The Connecticut General Assembly’s appetite for gambling is being tested in every sense as legislators weigh competing proposals for casino expansion from MGM Resorts International and a partnership of the Mashantucket Pequot and Mohegan tribal nations.
Are legislators comfortable allowing the state’s first new casino since the Mohegan Sun opened on Oct. 12, 1996, and made rural southeastern Connecticut the unlikely home of two tribal casinos destined to become, at least for a time, the largest gambling resorts in the world?
If so, they face the same stomach-churning questions as any gambler confronting a big play: What is their tolerance for risk? What is the payout if they win? What are the consequences of a loss? What of doing nothing? And, perhaps, most importantly, do they even know the odds?
Legislators were reminded Monday during a public hearing of the Finance, Revenue and Bonding Committee that, other than a cautionary legal opinion from the attorney general, they are dependent on analyses provided by the competing interests.
Sen. John Fonfara, D-Hartford, co-chair of the finance panel, likened the status quo and the competing proposals for expansion to “a bird in the hand versus two in the bush. He said the choice “doesn’t leave a lot of people comfortable.”
A new report from a consultant hired by the tribes asserts that their proposal to jointly develop a casino off I-91 in East Windsor is the safest way to fight out-of-state competition that already has helped shrink the state’s share of tribal slots revenue from $407 million in 2007 to less than $270 million last year.
MGM insists the state could do better by inviting competitive bids for a casino in lower Fairfield County on the doorstep to the metropolitan New York market.
Senate Majority Leader Bob Duff, D-Norwalk, testified in strong support of the tribes’ request for exclusive rights to an East Windsor casino to preserve market share as MGM opens a gambling resort in nearby Springfield in 2018.
“We have heard from MGM they could do better by building a casino in Fairfield County,” Duff said. “There is a fundamental problem with that proposal: Fairfield County does not want a casino. There are not the votes to pass legislation for a Fairfield County casino.”
As has been the case since the early 1990s, when Gov. Lowell P. Weicker Jr. signed a deal granting the tribal casinos, Foxwoods and Mohegan Sun, exclusive rights to slots in return for 25 percent of the gross slots revenue, the tribes have an edge: Open competition would negate the deal that still produces more than $260 million in annual revenue sharing for the state.

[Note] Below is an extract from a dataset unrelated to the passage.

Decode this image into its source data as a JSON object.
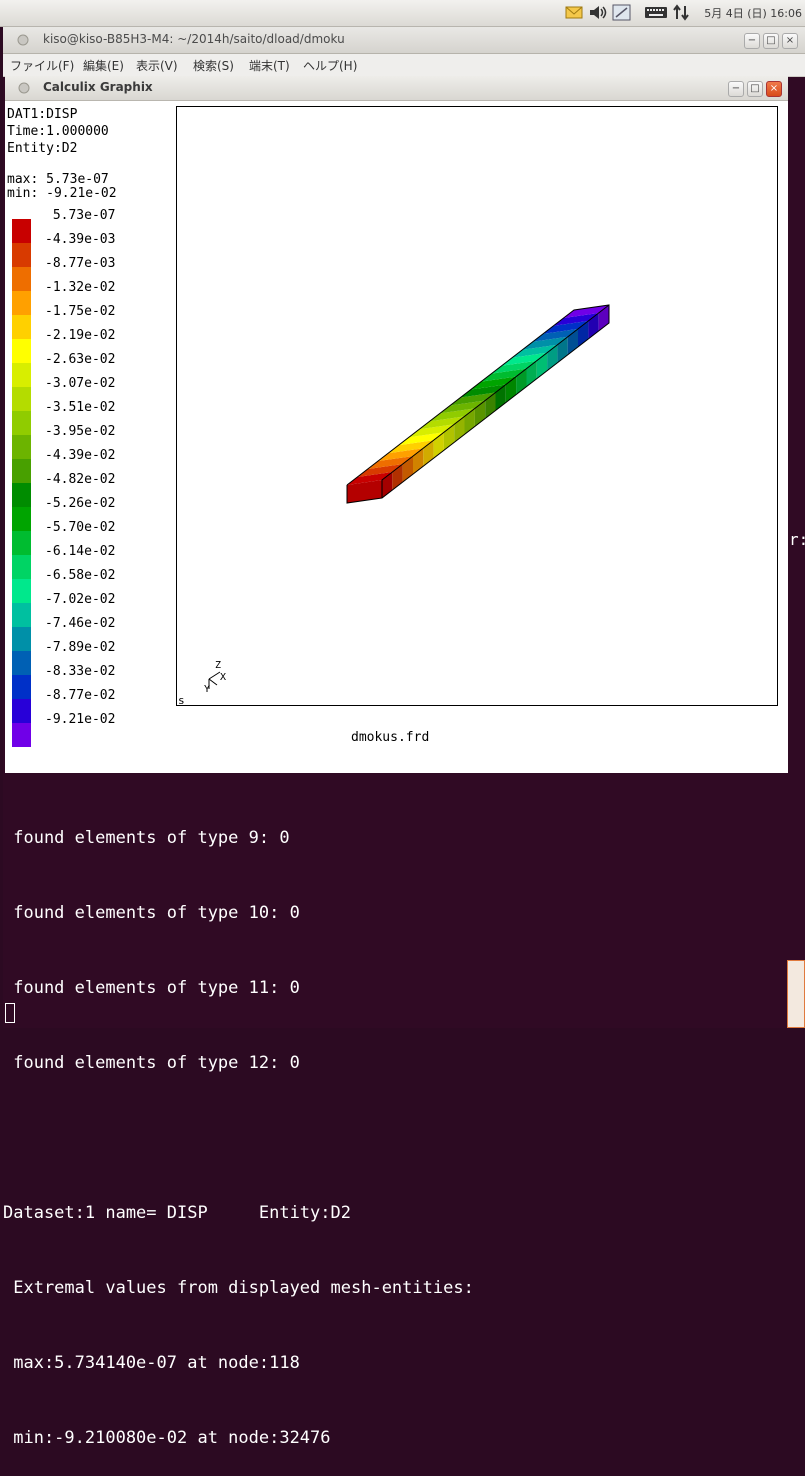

An analysis by Clyde W. Barrow, a consultant hired by the Pequots and Mohegans, claims that a commercial casino in lower Fairfield County, assuming a tax of 25 percent on its gross revenues, would have to generate $1.063 billion in annual gaming revenue just to equal the lost revenue from the tribes.
“The probability of a southwestern Connecticut casino generating $1.063 billion annually in gross gaming revenue is almost zero considering the fact that not a single commercial casino in the United States generates that level of gaming revenue,” Barrow said in a report.
Barrow said even if a major casino could quickly find a site in Fairfield County, its hold on the New York market would be fleeting: A moratorium on a casino in New York City expires in 2020, ensuring competition that would threaten the viability of a casino in Bridgeport or elsewhere in southwestern Connecticut.
Uri Clinton, a vice president of MGM, attacked Barrow’s analysis.
“The numbers Clyde Barrow is putting forth in this effort to confuse the public are pure fantasy,” Clinton said. “The report’s conclusion is undermined by the tribes themselves, as they have repeatedly told their investors that the greatest threat to their two current casinos isn’t Springfield — it’s the casino market that could be accessed if there was a commercial casino in southwest Connecticut.”
A bill outlining a competitive process assumes a 35 percent tax rate, not 25 percent.
But Barrow noted that a previous economic analysis produced by MGM estimated annual gross revenues of $721 million from a Fairfield County casino. Even at a tax of 35 percent, that would produce $252 million for the state — not quite breaking even with the state’s existing slots revenue.
Clinton countered with one of the cautions raised in the attorney general’s opinion: There is no guarantee that the Bureau of Indian Affairs would approve a new deal with continued sharing of the slots revenue.
The tribes say their East Windsor bill is contingent on the BIA reaffirming the old slots deal.
Meanwhile, another gambling interest was heard from Monday, one that doesn’t like either alternative as currently proposed.
Sportech, the operator of off-track betting in Connecticut, said its revenues are expected to decline by up to 21 percent after MGM Springfield opens. The combination of MGM Springfield and an East Windsor casino could cost up to 35 percent of its revenue.
Frank J. Chesky III of Sportech told the committee it should consider steps to help its facilities stay in business, either by allowing them to offer slots or requiring casinos to share some revenue.